# What to work on
In the entries that follow, how many lines hold the string "ForecastOutput"? Give only that number.

[The records — start]

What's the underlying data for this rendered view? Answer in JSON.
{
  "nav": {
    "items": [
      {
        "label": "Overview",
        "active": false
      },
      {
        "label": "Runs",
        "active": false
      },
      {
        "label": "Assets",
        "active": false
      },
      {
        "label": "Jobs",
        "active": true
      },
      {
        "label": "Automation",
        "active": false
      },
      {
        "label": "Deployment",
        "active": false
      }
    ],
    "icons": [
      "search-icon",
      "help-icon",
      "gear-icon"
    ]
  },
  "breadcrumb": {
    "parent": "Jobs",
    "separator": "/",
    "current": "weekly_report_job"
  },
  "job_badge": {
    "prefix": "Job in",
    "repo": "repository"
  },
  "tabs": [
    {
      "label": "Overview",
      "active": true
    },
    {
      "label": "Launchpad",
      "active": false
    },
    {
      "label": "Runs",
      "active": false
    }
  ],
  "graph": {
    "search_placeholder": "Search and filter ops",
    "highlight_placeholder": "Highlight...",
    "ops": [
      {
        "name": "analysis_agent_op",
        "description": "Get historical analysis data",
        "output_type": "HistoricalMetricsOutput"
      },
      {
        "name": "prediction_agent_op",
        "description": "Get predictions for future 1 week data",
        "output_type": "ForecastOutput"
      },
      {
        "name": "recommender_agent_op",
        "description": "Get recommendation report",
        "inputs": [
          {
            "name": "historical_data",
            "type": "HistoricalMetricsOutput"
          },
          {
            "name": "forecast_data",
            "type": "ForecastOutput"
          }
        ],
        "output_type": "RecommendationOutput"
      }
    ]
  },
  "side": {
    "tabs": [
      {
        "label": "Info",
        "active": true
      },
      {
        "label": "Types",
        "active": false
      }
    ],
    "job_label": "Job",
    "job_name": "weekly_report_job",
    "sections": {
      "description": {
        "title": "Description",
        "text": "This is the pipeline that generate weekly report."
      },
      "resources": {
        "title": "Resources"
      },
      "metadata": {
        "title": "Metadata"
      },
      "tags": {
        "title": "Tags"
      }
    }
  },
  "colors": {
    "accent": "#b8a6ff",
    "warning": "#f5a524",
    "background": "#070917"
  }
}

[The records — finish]

# Solution below
2